BEGIN Data to examine

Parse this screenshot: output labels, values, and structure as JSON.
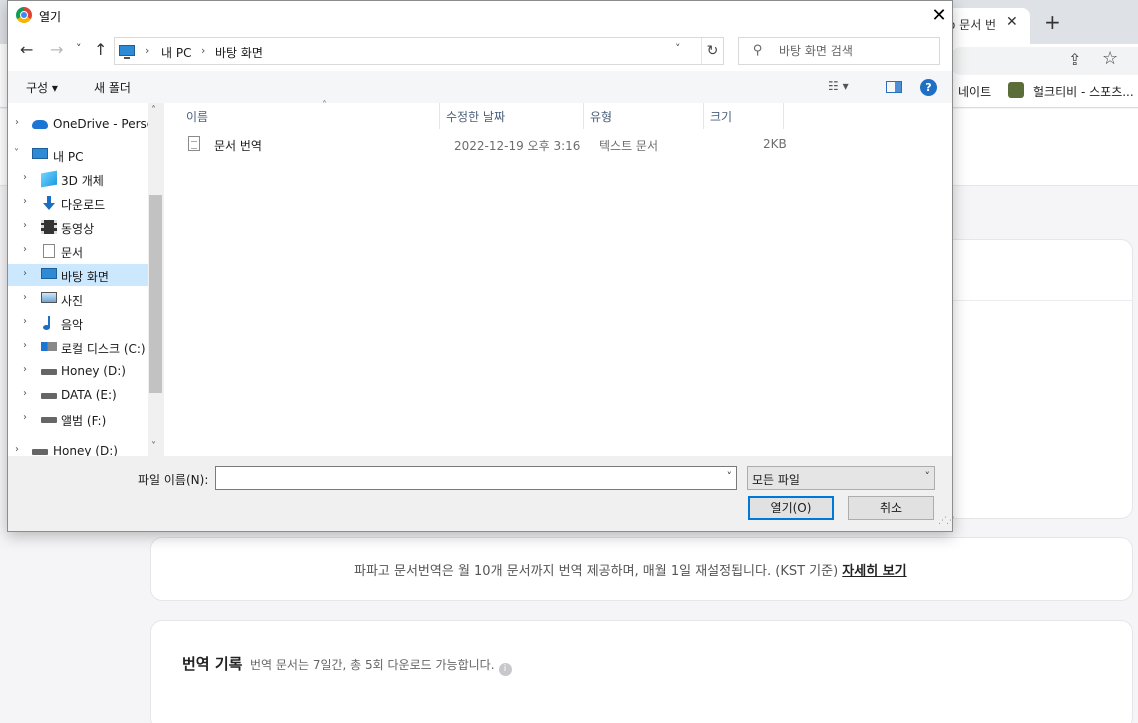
{
  "browser": {
    "tab_title": "o 문서 번",
    "tab_close": "✕",
    "new_tab": "+",
    "bookmarks": [
      "네이트",
      "헐크티비 - 스포츠..."
    ]
  },
  "page": {
    "notice_text": "파파고 문서번역은 월 10개 문서까지 번역 제공하며, 매월 1일 재설정됩니다. (KST 기준) ",
    "notice_link": "자세히 보기",
    "history_title": "번역 기록",
    "history_desc": "번역 문서는 7일간, 총 5회 다운로드 가능합니다."
  },
  "dialog": {
    "title": "열기",
    "close": "✕",
    "nav": {
      "back": "←",
      "forward": "→",
      "recent": "˅",
      "up": "↑"
    },
    "address": {
      "segments": [
        "내 PC",
        "바탕 화면"
      ],
      "separator": "›",
      "dropdown": "˅",
      "refresh": "↻"
    },
    "search": {
      "placeholder": "바탕 화면 검색",
      "icon": "⚲"
    },
    "commands": {
      "organize": "구성 ▾",
      "new_folder": "새 폴더",
      "view": "☷ ▾",
      "help": "?"
    },
    "tree": [
      {
        "label": "OneDrive - Personal",
        "icon": "onedrive-icon",
        "level": 0,
        "expanded": false
      },
      {
        "label": "내 PC",
        "icon": "pc-icon",
        "level": 0,
        "expanded": true
      },
      {
        "label": "3D 개체",
        "icon": "3d-objects-icon",
        "level": 1
      },
      {
        "label": "다운로드",
        "icon": "download-icon",
        "level": 1
      },
      {
        "label": "동영상",
        "icon": "video-icon",
        "level": 1
      },
      {
        "label": "문서",
        "icon": "document-icon",
        "level": 1
      },
      {
        "label": "바탕 화면",
        "icon": "desktop-icon",
        "level": 1,
        "selected": true
      },
      {
        "label": "사진",
        "icon": "pictures-icon",
        "level": 1
      },
      {
        "label": "음악",
        "icon": "music-icon",
        "level": 1
      },
      {
        "label": "로컬 디스크 (C:)",
        "icon": "local-disk-icon",
        "level": 1
      },
      {
        "label": "Honey (D:)",
        "icon": "drive-icon",
        "level": 1
      },
      {
        "label": "DATA (E:)",
        "icon": "drive-icon",
        "level": 1
      },
      {
        "label": "앨범 (F:)",
        "icon": "drive-icon",
        "level": 1
      },
      {
        "label": "Honey (D:)",
        "icon": "drive-icon",
        "level": 0
      }
    ],
    "columns": [
      "이름",
      "수정한 날짜",
      "유형",
      "크기"
    ],
    "files": [
      {
        "name": "문서 번역",
        "modified": "2022-12-19 오후 3:16",
        "type": "텍스트 문서",
        "size": "2KB"
      }
    ],
    "filename_label": "파일 이름(N):",
    "filename_value": "",
    "filetype": "모든 파일",
    "open_button": "열기(O)",
    "cancel_button": "취소"
  },
  "colors": {
    "selected_bg": "#cce8ff",
    "accent": "#0078d7",
    "column_text": "#4c607a"
  }
}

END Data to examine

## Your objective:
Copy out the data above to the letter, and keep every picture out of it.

## Expected answer:
Parse this screenshot: output labels, values, and structure as JSON.
{
  "browser": {
    "tab_title": "o 문서 번",
    "tab_close": "✕",
    "new_tab": "+",
    "bookmarks": [
      "네이트",
      "헐크티비 - 스포츠..."
    ]
  },
  "page": {
    "notice_text": "파파고 문서번역은 월 10개 문서까지 번역 제공하며, 매월 1일 재설정됩니다. (KST 기준) ",
    "notice_link": "자세히 보기",
    "history_title": "번역 기록",
    "history_desc": "번역 문서는 7일간, 총 5회 다운로드 가능합니다."
  },
  "dialog": {
    "title": "열기",
    "close": "✕",
    "nav": {
      "back": "←",
      "forward": "→",
      "recent": "˅",
      "up": "↑"
    },
    "address": {
      "segments": [
        "내 PC",
        "바탕 화면"
      ],
      "separator": "›",
      "dropdown": "˅",
      "refresh": "↻"
    },
    "search": {
      "placeholder": "바탕 화면 검색",
      "icon": "⚲"
    },
    "commands": {
      "organize": "구성 ▾",
      "new_folder": "새 폴더",
      "view": "☷ ▾",
      "help": "?"
    },
    "tree": [
      {
        "label": "OneDrive - Personal",
        "icon": "onedrive-icon",
        "level": 0,
        "expanded": false
      },
      {
        "label": "내 PC",
        "icon": "pc-icon",
        "level": 0,
        "expanded": true
      },
      {
        "label": "3D 개체",
        "icon": "3d-objects-icon",
        "level": 1
      },
      {
        "label": "다운로드",
        "icon": "download-icon",
        "level": 1
      },
      {
        "label": "동영상",
        "icon": "video-icon",
        "level": 1
      },
      {
        "label": "문서",
        "icon": "document-icon",
        "level": 1
      },
      {
        "label": "바탕 화면",
        "icon": "desktop-icon",
        "level": 1,
        "selected": true
      },
      {
        "label": "사진",
        "icon": "pictures-icon",
        "level": 1
      },
      {
        "label": "음악",
        "icon": "music-icon",
        "level": 1
      },
      {
        "label": "로컬 디스크 (C:)",
        "icon": "local-disk-icon",
        "level": 1
      },
      {
        "label": "Honey (D:)",
        "icon": "drive-icon",
        "level": 1
      },
      {
        "label": "DATA (E:)",
        "icon": "drive-icon",
        "level": 1
      },
      {
        "label": "앨범 (F:)",
        "icon": "drive-icon",
        "level": 1
      },
      {
        "label": "Honey (D:)",
        "icon": "drive-icon",
        "level": 0
      }
    ],
    "columns": [
      "이름",
      "수정한 날짜",
      "유형",
      "크기"
    ],
    "files": [
      {
        "name": "문서 번역",
        "modified": "2022-12-19 오후 3:16",
        "type": "텍스트 문서",
        "size": "2KB"
      }
    ],
    "filename_label": "파일 이름(N):",
    "filename_value": "",
    "filetype": "모든 파일",
    "open_button": "열기(O)",
    "cancel_button": "취소"
  },
  "colors": {
    "selected_bg": "#cce8ff",
    "accent": "#0078d7",
    "column_text": "#4c607a"
  }
}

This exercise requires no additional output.